[Start of section]
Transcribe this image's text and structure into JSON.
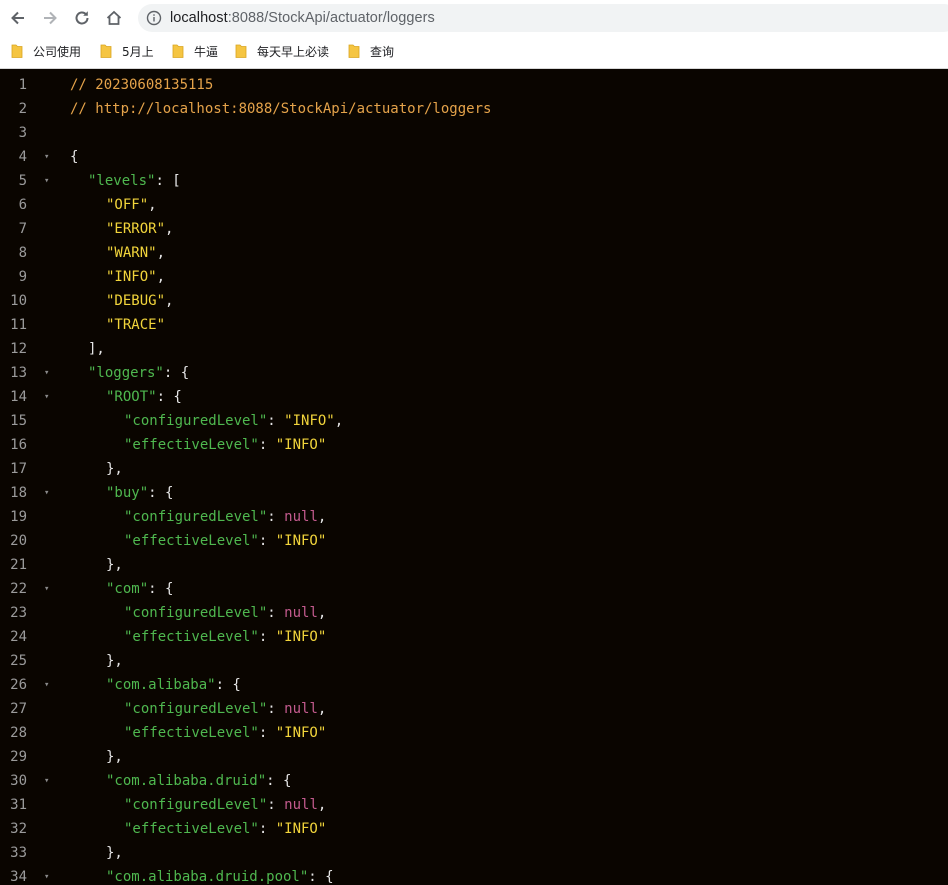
{
  "browser": {
    "url_host": "localhost",
    "url_path": ":8088/StockApi/actuator/loggers",
    "bookmarks": [
      {
        "label": "公司使用"
      },
      {
        "label": "5月上"
      },
      {
        "label": "牛逼"
      },
      {
        "label": "每天早上必读"
      },
      {
        "label": "查询"
      }
    ]
  },
  "colors": {
    "background": "#0a0500",
    "comment": "#e5a34a",
    "key": "#4fb84f",
    "string": "#f2d53b",
    "null": "#c45b8e",
    "line_number": "#9b9b9b"
  },
  "json_view": {
    "lines": [
      {
        "num": "1",
        "fold": "",
        "tokens": [
          {
            "t": "cm",
            "v": "// 20230608135115"
          }
        ]
      },
      {
        "num": "2",
        "fold": "",
        "tokens": [
          {
            "t": "cm",
            "v": "// http://localhost:8088/StockApi/actuator/loggers"
          }
        ]
      },
      {
        "num": "3",
        "fold": "",
        "tokens": []
      },
      {
        "num": "4",
        "fold": "▾",
        "tokens": [
          {
            "t": "p",
            "v": "{"
          }
        ]
      },
      {
        "num": "5",
        "fold": "▾",
        "tokens": [
          {
            "t": "k",
            "v": "\"levels\""
          },
          {
            "t": "p",
            "v": ": ["
          }
        ]
      },
      {
        "num": "6",
        "fold": "",
        "tokens": [
          {
            "t": "s",
            "v": "\"OFF\""
          },
          {
            "t": "p",
            "v": ","
          }
        ]
      },
      {
        "num": "7",
        "fold": "",
        "tokens": [
          {
            "t": "s",
            "v": "\"ERROR\""
          },
          {
            "t": "p",
            "v": ","
          }
        ]
      },
      {
        "num": "8",
        "fold": "",
        "tokens": [
          {
            "t": "s",
            "v": "\"WARN\""
          },
          {
            "t": "p",
            "v": ","
          }
        ]
      },
      {
        "num": "9",
        "fold": "",
        "tokens": [
          {
            "t": "s",
            "v": "\"INFO\""
          },
          {
            "t": "p",
            "v": ","
          }
        ]
      },
      {
        "num": "10",
        "fold": "",
        "tokens": [
          {
            "t": "s",
            "v": "\"DEBUG\""
          },
          {
            "t": "p",
            "v": ","
          }
        ]
      },
      {
        "num": "11",
        "fold": "",
        "tokens": [
          {
            "t": "s",
            "v": "\"TRACE\""
          }
        ]
      },
      {
        "num": "12",
        "fold": "",
        "tokens": [
          {
            "t": "p",
            "v": "],"
          }
        ]
      },
      {
        "num": "13",
        "fold": "▾",
        "tokens": [
          {
            "t": "k",
            "v": "\"loggers\""
          },
          {
            "t": "p",
            "v": ": {"
          }
        ]
      },
      {
        "num": "14",
        "fold": "▾",
        "tokens": [
          {
            "t": "k",
            "v": "\"ROOT\""
          },
          {
            "t": "p",
            "v": ": {"
          }
        ]
      },
      {
        "num": "15",
        "fold": "",
        "tokens": [
          {
            "t": "k",
            "v": "\"configuredLevel\""
          },
          {
            "t": "p",
            "v": ": "
          },
          {
            "t": "s",
            "v": "\"INFO\""
          },
          {
            "t": "p",
            "v": ","
          }
        ]
      },
      {
        "num": "16",
        "fold": "",
        "tokens": [
          {
            "t": "k",
            "v": "\"effectiveLevel\""
          },
          {
            "t": "p",
            "v": ": "
          },
          {
            "t": "s",
            "v": "\"INFO\""
          }
        ]
      },
      {
        "num": "17",
        "fold": "",
        "tokens": [
          {
            "t": "p",
            "v": "},"
          }
        ]
      },
      {
        "num": "18",
        "fold": "▾",
        "tokens": [
          {
            "t": "k",
            "v": "\"buy\""
          },
          {
            "t": "p",
            "v": ": {"
          }
        ]
      },
      {
        "num": "19",
        "fold": "",
        "tokens": [
          {
            "t": "k",
            "v": "\"configuredLevel\""
          },
          {
            "t": "p",
            "v": ": "
          },
          {
            "t": "n",
            "v": "null"
          },
          {
            "t": "p",
            "v": ","
          }
        ]
      },
      {
        "num": "20",
        "fold": "",
        "tokens": [
          {
            "t": "k",
            "v": "\"effectiveLevel\""
          },
          {
            "t": "p",
            "v": ": "
          },
          {
            "t": "s",
            "v": "\"INFO\""
          }
        ]
      },
      {
        "num": "21",
        "fold": "",
        "tokens": [
          {
            "t": "p",
            "v": "},"
          }
        ]
      },
      {
        "num": "22",
        "fold": "▾",
        "tokens": [
          {
            "t": "k",
            "v": "\"com\""
          },
          {
            "t": "p",
            "v": ": {"
          }
        ]
      },
      {
        "num": "23",
        "fold": "",
        "tokens": [
          {
            "t": "k",
            "v": "\"configuredLevel\""
          },
          {
            "t": "p",
            "v": ": "
          },
          {
            "t": "n",
            "v": "null"
          },
          {
            "t": "p",
            "v": ","
          }
        ]
      },
      {
        "num": "24",
        "fold": "",
        "tokens": [
          {
            "t": "k",
            "v": "\"effectiveLevel\""
          },
          {
            "t": "p",
            "v": ": "
          },
          {
            "t": "s",
            "v": "\"INFO\""
          }
        ]
      },
      {
        "num": "25",
        "fold": "",
        "tokens": [
          {
            "t": "p",
            "v": "},"
          }
        ]
      },
      {
        "num": "26",
        "fold": "▾",
        "tokens": [
          {
            "t": "k",
            "v": "\"com.alibaba\""
          },
          {
            "t": "p",
            "v": ": {"
          }
        ]
      },
      {
        "num": "27",
        "fold": "",
        "tokens": [
          {
            "t": "k",
            "v": "\"configuredLevel\""
          },
          {
            "t": "p",
            "v": ": "
          },
          {
            "t": "n",
            "v": "null"
          },
          {
            "t": "p",
            "v": ","
          }
        ]
      },
      {
        "num": "28",
        "fold": "",
        "tokens": [
          {
            "t": "k",
            "v": "\"effectiveLevel\""
          },
          {
            "t": "p",
            "v": ": "
          },
          {
            "t": "s",
            "v": "\"INFO\""
          }
        ]
      },
      {
        "num": "29",
        "fold": "",
        "tokens": [
          {
            "t": "p",
            "v": "},"
          }
        ]
      },
      {
        "num": "30",
        "fold": "▾",
        "tokens": [
          {
            "t": "k",
            "v": "\"com.alibaba.druid\""
          },
          {
            "t": "p",
            "v": ": {"
          }
        ]
      },
      {
        "num": "31",
        "fold": "",
        "tokens": [
          {
            "t": "k",
            "v": "\"configuredLevel\""
          },
          {
            "t": "p",
            "v": ": "
          },
          {
            "t": "n",
            "v": "null"
          },
          {
            "t": "p",
            "v": ","
          }
        ]
      },
      {
        "num": "32",
        "fold": "",
        "tokens": [
          {
            "t": "k",
            "v": "\"effectiveLevel\""
          },
          {
            "t": "p",
            "v": ": "
          },
          {
            "t": "s",
            "v": "\"INFO\""
          }
        ]
      },
      {
        "num": "33",
        "fold": "",
        "tokens": [
          {
            "t": "p",
            "v": "},"
          }
        ]
      },
      {
        "num": "34",
        "fold": "▾",
        "tokens": [
          {
            "t": "k",
            "v": "\"com.alibaba.druid.pool\""
          },
          {
            "t": "p",
            "v": ": {"
          }
        ]
      }
    ]
  }
}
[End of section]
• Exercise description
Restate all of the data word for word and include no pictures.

• Task answer
Transcribe this image's text and structure into JSON.
{
  "browser": {
    "url_host": "localhost",
    "url_path": ":8088/StockApi/actuator/loggers",
    "bookmarks": [
      {
        "label": "公司使用"
      },
      {
        "label": "5月上"
      },
      {
        "label": "牛逼"
      },
      {
        "label": "每天早上必读"
      },
      {
        "label": "查询"
      }
    ]
  },
  "colors": {
    "background": "#0a0500",
    "comment": "#e5a34a",
    "key": "#4fb84f",
    "string": "#f2d53b",
    "null": "#c45b8e",
    "line_number": "#9b9b9b"
  },
  "json_view": {
    "lines": [
      {
        "num": "1",
        "fold": "",
        "tokens": [
          {
            "t": "cm",
            "v": "// 20230608135115"
          }
        ]
      },
      {
        "num": "2",
        "fold": "",
        "tokens": [
          {
            "t": "cm",
            "v": "// http://localhost:8088/StockApi/actuator/loggers"
          }
        ]
      },
      {
        "num": "3",
        "fold": "",
        "tokens": []
      },
      {
        "num": "4",
        "fold": "▾",
        "tokens": [
          {
            "t": "p",
            "v": "{"
          }
        ]
      },
      {
        "num": "5",
        "fold": "▾",
        "tokens": [
          {
            "t": "k",
            "v": "\"levels\""
          },
          {
            "t": "p",
            "v": ": ["
          }
        ]
      },
      {
        "num": "6",
        "fold": "",
        "tokens": [
          {
            "t": "s",
            "v": "\"OFF\""
          },
          {
            "t": "p",
            "v": ","
          }
        ]
      },
      {
        "num": "7",
        "fold": "",
        "tokens": [
          {
            "t": "s",
            "v": "\"ERROR\""
          },
          {
            "t": "p",
            "v": ","
          }
        ]
      },
      {
        "num": "8",
        "fold": "",
        "tokens": [
          {
            "t": "s",
            "v": "\"WARN\""
          },
          {
            "t": "p",
            "v": ","
          }
        ]
      },
      {
        "num": "9",
        "fold": "",
        "tokens": [
          {
            "t": "s",
            "v": "\"INFO\""
          },
          {
            "t": "p",
            "v": ","
          }
        ]
      },
      {
        "num": "10",
        "fold": "",
        "tokens": [
          {
            "t": "s",
            "v": "\"DEBUG\""
          },
          {
            "t": "p",
            "v": ","
          }
        ]
      },
      {
        "num": "11",
        "fold": "",
        "tokens": [
          {
            "t": "s",
            "v": "\"TRACE\""
          }
        ]
      },
      {
        "num": "12",
        "fold": "",
        "tokens": [
          {
            "t": "p",
            "v": "],"
          }
        ]
      },
      {
        "num": "13",
        "fold": "▾",
        "tokens": [
          {
            "t": "k",
            "v": "\"loggers\""
          },
          {
            "t": "p",
            "v": ": {"
          }
        ]
      },
      {
        "num": "14",
        "fold": "▾",
        "tokens": [
          {
            "t": "k",
            "v": "\"ROOT\""
          },
          {
            "t": "p",
            "v": ": {"
          }
        ]
      },
      {
        "num": "15",
        "fold": "",
        "tokens": [
          {
            "t": "k",
            "v": "\"configuredLevel\""
          },
          {
            "t": "p",
            "v": ": "
          },
          {
            "t": "s",
            "v": "\"INFO\""
          },
          {
            "t": "p",
            "v": ","
          }
        ]
      },
      {
        "num": "16",
        "fold": "",
        "tokens": [
          {
            "t": "k",
            "v": "\"effectiveLevel\""
          },
          {
            "t": "p",
            "v": ": "
          },
          {
            "t": "s",
            "v": "\"INFO\""
          }
        ]
      },
      {
        "num": "17",
        "fold": "",
        "tokens": [
          {
            "t": "p",
            "v": "},"
          }
        ]
      },
      {
        "num": "18",
        "fold": "▾",
        "tokens": [
          {
            "t": "k",
            "v": "\"buy\""
          },
          {
            "t": "p",
            "v": ": {"
          }
        ]
      },
      {
        "num": "19",
        "fold": "",
        "tokens": [
          {
            "t": "k",
            "v": "\"configuredLevel\""
          },
          {
            "t": "p",
            "v": ": "
          },
          {
            "t": "n",
            "v": "null"
          },
          {
            "t": "p",
            "v": ","
          }
        ]
      },
      {
        "num": "20",
        "fold": "",
        "tokens": [
          {
            "t": "k",
            "v": "\"effectiveLevel\""
          },
          {
            "t": "p",
            "v": ": "
          },
          {
            "t": "s",
            "v": "\"INFO\""
          }
        ]
      },
      {
        "num": "21",
        "fold": "",
        "tokens": [
          {
            "t": "p",
            "v": "},"
          }
        ]
      },
      {
        "num": "22",
        "fold": "▾",
        "tokens": [
          {
            "t": "k",
            "v": "\"com\""
          },
          {
            "t": "p",
            "v": ": {"
          }
        ]
      },
      {
        "num": "23",
        "fold": "",
        "tokens": [
          {
            "t": "k",
            "v": "\"configuredLevel\""
          },
          {
            "t": "p",
            "v": ": "
          },
          {
            "t": "n",
            "v": "null"
          },
          {
            "t": "p",
            "v": ","
          }
        ]
      },
      {
        "num": "24",
        "fold": "",
        "tokens": [
          {
            "t": "k",
            "v": "\"effectiveLevel\""
          },
          {
            "t": "p",
            "v": ": "
          },
          {
            "t": "s",
            "v": "\"INFO\""
          }
        ]
      },
      {
        "num": "25",
        "fold": "",
        "tokens": [
          {
            "t": "p",
            "v": "},"
          }
        ]
      },
      {
        "num": "26",
        "fold": "▾",
        "tokens": [
          {
            "t": "k",
            "v": "\"com.alibaba\""
          },
          {
            "t": "p",
            "v": ": {"
          }
        ]
      },
      {
        "num": "27",
        "fold": "",
        "tokens": [
          {
            "t": "k",
            "v": "\"configuredLevel\""
          },
          {
            "t": "p",
            "v": ": "
          },
          {
            "t": "n",
            "v": "null"
          },
          {
            "t": "p",
            "v": ","
          }
        ]
      },
      {
        "num": "28",
        "fold": "",
        "tokens": [
          {
            "t": "k",
            "v": "\"effectiveLevel\""
          },
          {
            "t": "p",
            "v": ": "
          },
          {
            "t": "s",
            "v": "\"INFO\""
          }
        ]
      },
      {
        "num": "29",
        "fold": "",
        "tokens": [
          {
            "t": "p",
            "v": "},"
          }
        ]
      },
      {
        "num": "30",
        "fold": "▾",
        "tokens": [
          {
            "t": "k",
            "v": "\"com.alibaba.druid\""
          },
          {
            "t": "p",
            "v": ": {"
          }
        ]
      },
      {
        "num": "31",
        "fold": "",
        "tokens": [
          {
            "t": "k",
            "v": "\"configuredLevel\""
          },
          {
            "t": "p",
            "v": ": "
          },
          {
            "t": "n",
            "v": "null"
          },
          {
            "t": "p",
            "v": ","
          }
        ]
      },
      {
        "num": "32",
        "fold": "",
        "tokens": [
          {
            "t": "k",
            "v": "\"effectiveLevel\""
          },
          {
            "t": "p",
            "v": ": "
          },
          {
            "t": "s",
            "v": "\"INFO\""
          }
        ]
      },
      {
        "num": "33",
        "fold": "",
        "tokens": [
          {
            "t": "p",
            "v": "},"
          }
        ]
      },
      {
        "num": "34",
        "fold": "▾",
        "tokens": [
          {
            "t": "k",
            "v": "\"com.alibaba.druid.pool\""
          },
          {
            "t": "p",
            "v": ": {"
          }
        ]
      }
    ]
  }
}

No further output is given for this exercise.